Print every record exactly, but leave out the pictures.

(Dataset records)
•••••
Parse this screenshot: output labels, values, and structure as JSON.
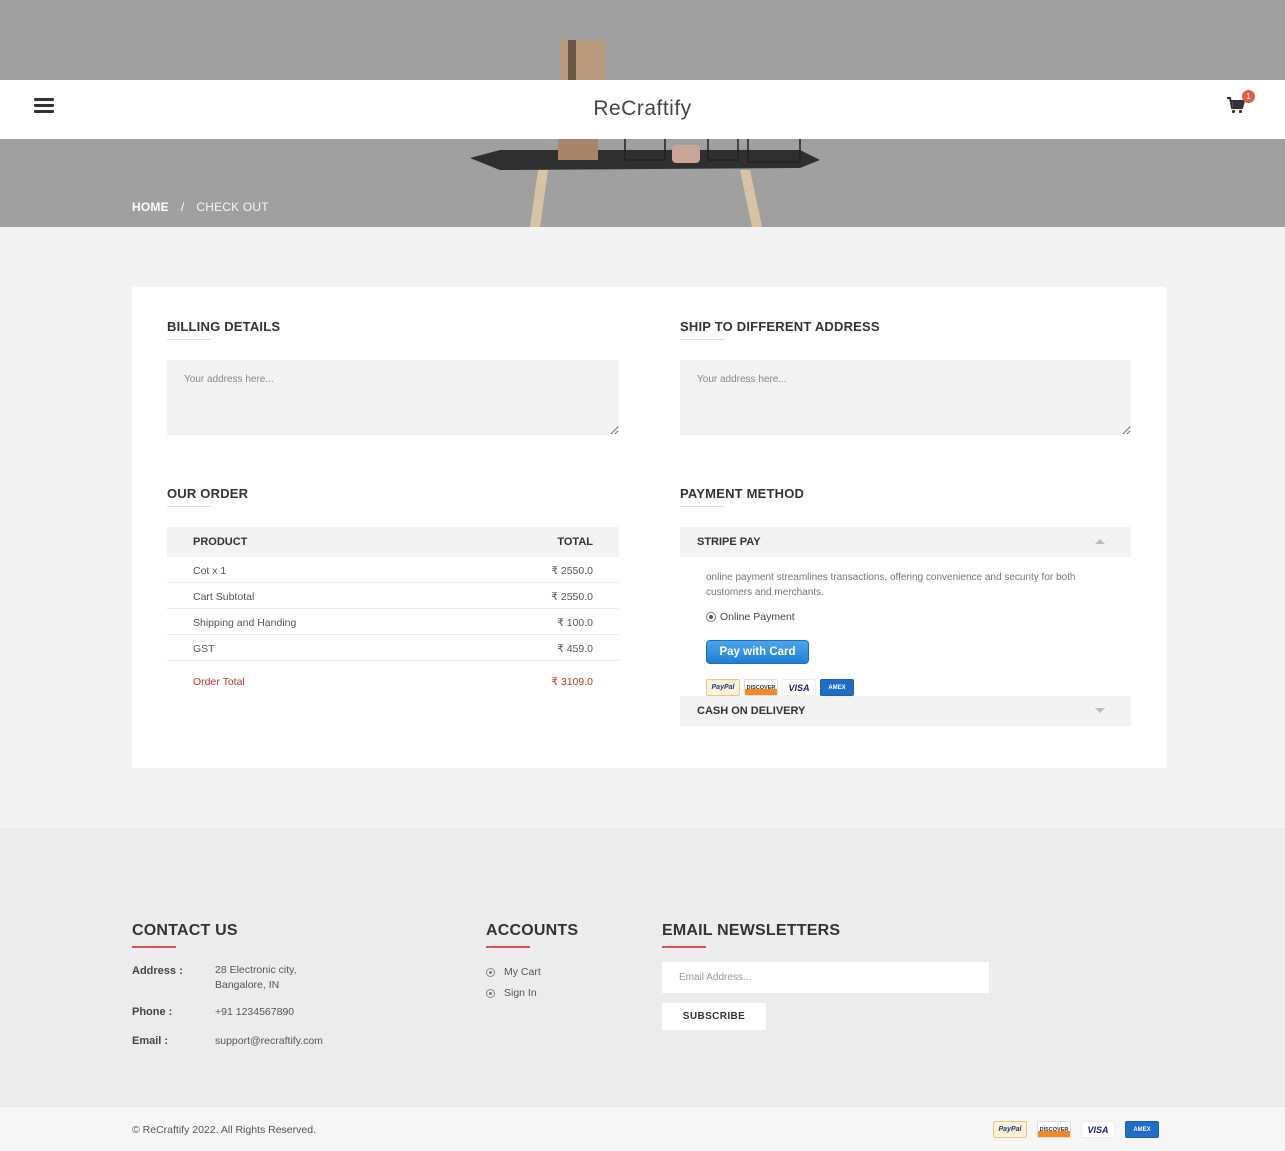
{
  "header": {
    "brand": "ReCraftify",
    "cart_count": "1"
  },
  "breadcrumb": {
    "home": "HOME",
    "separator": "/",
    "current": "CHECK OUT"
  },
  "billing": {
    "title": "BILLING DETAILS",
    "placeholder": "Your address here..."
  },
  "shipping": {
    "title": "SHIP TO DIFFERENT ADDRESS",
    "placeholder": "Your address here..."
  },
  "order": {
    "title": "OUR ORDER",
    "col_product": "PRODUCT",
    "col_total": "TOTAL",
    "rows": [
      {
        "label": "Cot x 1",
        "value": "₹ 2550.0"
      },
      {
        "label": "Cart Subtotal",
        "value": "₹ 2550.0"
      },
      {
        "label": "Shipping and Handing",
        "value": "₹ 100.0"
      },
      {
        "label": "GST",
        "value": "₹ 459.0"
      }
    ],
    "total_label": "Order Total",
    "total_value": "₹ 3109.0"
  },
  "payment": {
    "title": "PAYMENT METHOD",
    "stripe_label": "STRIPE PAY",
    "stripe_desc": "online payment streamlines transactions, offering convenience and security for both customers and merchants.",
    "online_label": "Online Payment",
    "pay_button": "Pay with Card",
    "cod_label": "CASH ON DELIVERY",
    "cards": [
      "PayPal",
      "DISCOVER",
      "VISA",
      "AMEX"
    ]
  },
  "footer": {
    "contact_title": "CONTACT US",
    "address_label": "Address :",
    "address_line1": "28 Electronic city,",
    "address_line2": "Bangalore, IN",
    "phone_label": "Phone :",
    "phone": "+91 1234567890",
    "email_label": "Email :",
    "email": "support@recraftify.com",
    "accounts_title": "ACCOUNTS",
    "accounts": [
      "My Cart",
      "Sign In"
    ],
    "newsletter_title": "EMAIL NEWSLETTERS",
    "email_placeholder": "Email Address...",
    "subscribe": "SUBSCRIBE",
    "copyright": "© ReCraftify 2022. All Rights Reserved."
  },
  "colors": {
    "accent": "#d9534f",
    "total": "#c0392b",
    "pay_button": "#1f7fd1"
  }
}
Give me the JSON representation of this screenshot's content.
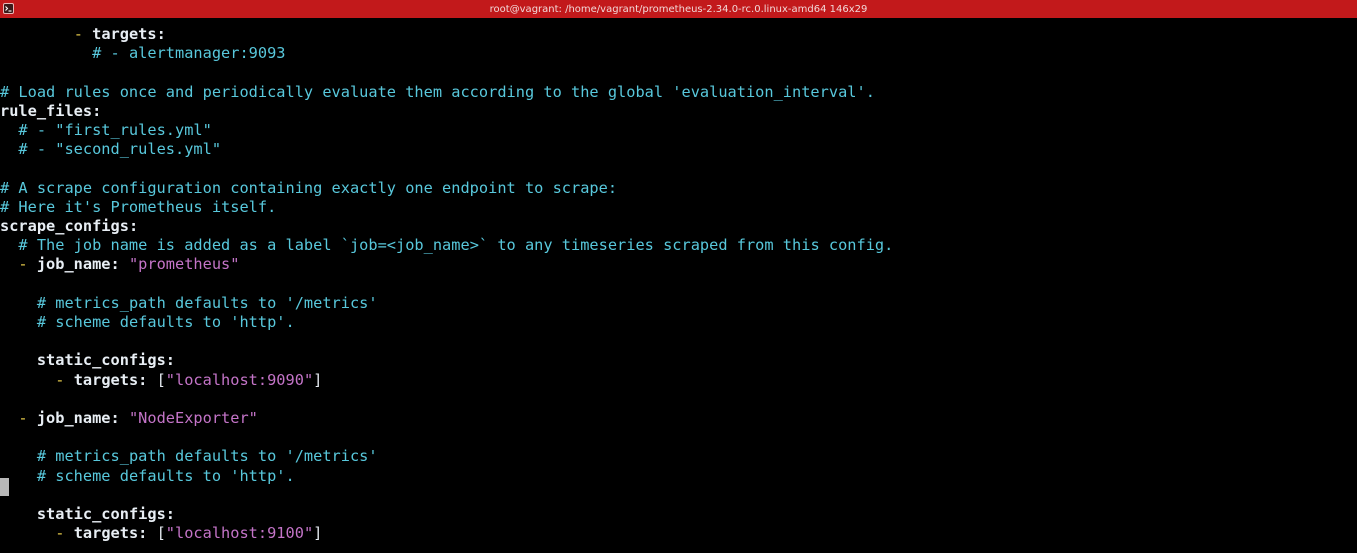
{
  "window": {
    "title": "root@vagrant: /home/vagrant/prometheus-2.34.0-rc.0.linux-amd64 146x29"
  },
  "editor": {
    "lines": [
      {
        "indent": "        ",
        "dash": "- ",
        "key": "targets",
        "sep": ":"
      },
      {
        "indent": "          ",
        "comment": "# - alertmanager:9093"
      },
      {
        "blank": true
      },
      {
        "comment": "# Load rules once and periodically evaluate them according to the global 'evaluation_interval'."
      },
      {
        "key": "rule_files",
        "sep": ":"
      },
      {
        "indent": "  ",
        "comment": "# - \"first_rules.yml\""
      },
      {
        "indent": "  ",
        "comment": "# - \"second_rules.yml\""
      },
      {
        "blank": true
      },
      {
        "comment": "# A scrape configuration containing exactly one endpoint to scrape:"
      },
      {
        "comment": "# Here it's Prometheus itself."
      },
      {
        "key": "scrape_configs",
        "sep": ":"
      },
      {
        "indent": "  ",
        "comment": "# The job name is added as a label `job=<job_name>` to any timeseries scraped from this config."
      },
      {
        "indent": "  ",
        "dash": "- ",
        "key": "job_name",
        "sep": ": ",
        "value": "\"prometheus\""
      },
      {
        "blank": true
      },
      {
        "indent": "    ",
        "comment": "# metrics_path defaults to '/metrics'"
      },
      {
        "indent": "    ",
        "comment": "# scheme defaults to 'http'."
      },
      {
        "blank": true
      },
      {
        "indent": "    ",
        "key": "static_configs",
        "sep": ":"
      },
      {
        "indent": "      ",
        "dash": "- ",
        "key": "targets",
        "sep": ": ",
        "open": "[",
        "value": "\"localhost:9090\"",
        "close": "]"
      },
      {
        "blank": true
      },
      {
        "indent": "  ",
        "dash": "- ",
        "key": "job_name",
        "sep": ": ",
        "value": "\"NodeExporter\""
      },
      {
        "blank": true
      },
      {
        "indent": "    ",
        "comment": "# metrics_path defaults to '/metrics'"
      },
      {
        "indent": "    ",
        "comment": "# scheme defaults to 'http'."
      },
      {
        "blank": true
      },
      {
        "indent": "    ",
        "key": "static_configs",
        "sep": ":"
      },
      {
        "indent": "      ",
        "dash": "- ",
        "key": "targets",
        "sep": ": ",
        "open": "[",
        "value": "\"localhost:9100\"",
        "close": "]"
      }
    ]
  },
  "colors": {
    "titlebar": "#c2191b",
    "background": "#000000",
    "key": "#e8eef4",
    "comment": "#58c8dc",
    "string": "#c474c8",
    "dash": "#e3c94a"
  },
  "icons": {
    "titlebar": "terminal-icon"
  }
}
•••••
(Completed exercise)
Parse this screenshot: output labels, values, and structure as JSON.
{
  "header": {
    "brand": "ReCraftify",
    "cart_count": "1"
  },
  "breadcrumb": {
    "home": "HOME",
    "separator": "/",
    "current": "CHECK OUT"
  },
  "billing": {
    "title": "BILLING DETAILS",
    "placeholder": "Your address here..."
  },
  "shipping": {
    "title": "SHIP TO DIFFERENT ADDRESS",
    "placeholder": "Your address here..."
  },
  "order": {
    "title": "OUR ORDER",
    "col_product": "PRODUCT",
    "col_total": "TOTAL",
    "rows": [
      {
        "label": "Cot x 1",
        "value": "₹ 2550.0"
      },
      {
        "label": "Cart Subtotal",
        "value": "₹ 2550.0"
      },
      {
        "label": "Shipping and Handing",
        "value": "₹ 100.0"
      },
      {
        "label": "GST",
        "value": "₹ 459.0"
      }
    ],
    "total_label": "Order Total",
    "total_value": "₹ 3109.0"
  },
  "payment": {
    "title": "PAYMENT METHOD",
    "stripe_label": "STRIPE PAY",
    "stripe_desc": "online payment streamlines transactions, offering convenience and security for both customers and merchants.",
    "online_label": "Online Payment",
    "pay_button": "Pay with Card",
    "cod_label": "CASH ON DELIVERY",
    "cards": [
      "PayPal",
      "DISCOVER",
      "VISA",
      "AMEX"
    ]
  },
  "footer": {
    "contact_title": "CONTACT US",
    "address_label": "Address :",
    "address_line1": "28 Electronic city,",
    "address_line2": "Bangalore, IN",
    "phone_label": "Phone :",
    "phone": "+91 1234567890",
    "email_label": "Email :",
    "email": "support@recraftify.com",
    "accounts_title": "ACCOUNTS",
    "accounts": [
      "My Cart",
      "Sign In"
    ],
    "newsletter_title": "EMAIL NEWSLETTERS",
    "email_placeholder": "Email Address...",
    "subscribe": "SUBSCRIBE",
    "copyright": "© ReCraftify 2022. All Rights Reserved."
  },
  "colors": {
    "accent": "#d9534f",
    "total": "#c0392b",
    "pay_button": "#1f7fd1"
  }
}
Give me the JSON representation of this screenshot's content.
{
  "window": {
    "title": "root@vagrant: /home/vagrant/prometheus-2.34.0-rc.0.linux-amd64 146x29"
  },
  "editor": {
    "lines": [
      {
        "indent": "        ",
        "dash": "- ",
        "key": "targets",
        "sep": ":"
      },
      {
        "indent": "          ",
        "comment": "# - alertmanager:9093"
      },
      {
        "blank": true
      },
      {
        "comment": "# Load rules once and periodically evaluate them according to the global 'evaluation_interval'."
      },
      {
        "key": "rule_files",
        "sep": ":"
      },
      {
        "indent": "  ",
        "comment": "# - \"first_rules.yml\""
      },
      {
        "indent": "  ",
        "comment": "# - \"second_rules.yml\""
      },
      {
        "blank": true
      },
      {
        "comment": "# A scrape configuration containing exactly one endpoint to scrape:"
      },
      {
        "comment": "# Here it's Prometheus itself."
      },
      {
        "key": "scrape_configs",
        "sep": ":"
      },
      {
        "indent": "  ",
        "comment": "# The job name is added as a label `job=<job_name>` to any timeseries scraped from this config."
      },
      {
        "indent": "  ",
        "dash": "- ",
        "key": "job_name",
        "sep": ": ",
        "value": "\"prometheus\""
      },
      {
        "blank": true
      },
      {
        "indent": "    ",
        "comment": "# metrics_path defaults to '/metrics'"
      },
      {
        "indent": "    ",
        "comment": "# scheme defaults to 'http'."
      },
      {
        "blank": true
      },
      {
        "indent": "    ",
        "key": "static_configs",
        "sep": ":"
      },
      {
        "indent": "      ",
        "dash": "- ",
        "key": "targets",
        "sep": ": ",
        "open": "[",
        "value": "\"localhost:9090\"",
        "close": "]"
      },
      {
        "blank": true
      },
      {
        "indent": "  ",
        "dash": "- ",
        "key": "job_name",
        "sep": ": ",
        "value": "\"NodeExporter\""
      },
      {
        "blank": true
      },
      {
        "indent": "    ",
        "comment": "# metrics_path defaults to '/metrics'"
      },
      {
        "indent": "    ",
        "comment": "# scheme defaults to 'http'."
      },
      {
        "blank": true
      },
      {
        "indent": "    ",
        "key": "static_configs",
        "sep": ":"
      },
      {
        "indent": "      ",
        "dash": "- ",
        "key": "targets",
        "sep": ": ",
        "open": "[",
        "value": "\"localhost:9100\"",
        "close": "]"
      }
    ]
  },
  "colors": {
    "titlebar": "#c2191b",
    "background": "#000000",
    "key": "#e8eef4",
    "comment": "#58c8dc",
    "string": "#c474c8",
    "dash": "#e3c94a"
  },
  "icons": {
    "titlebar": "terminal-icon"
  }
}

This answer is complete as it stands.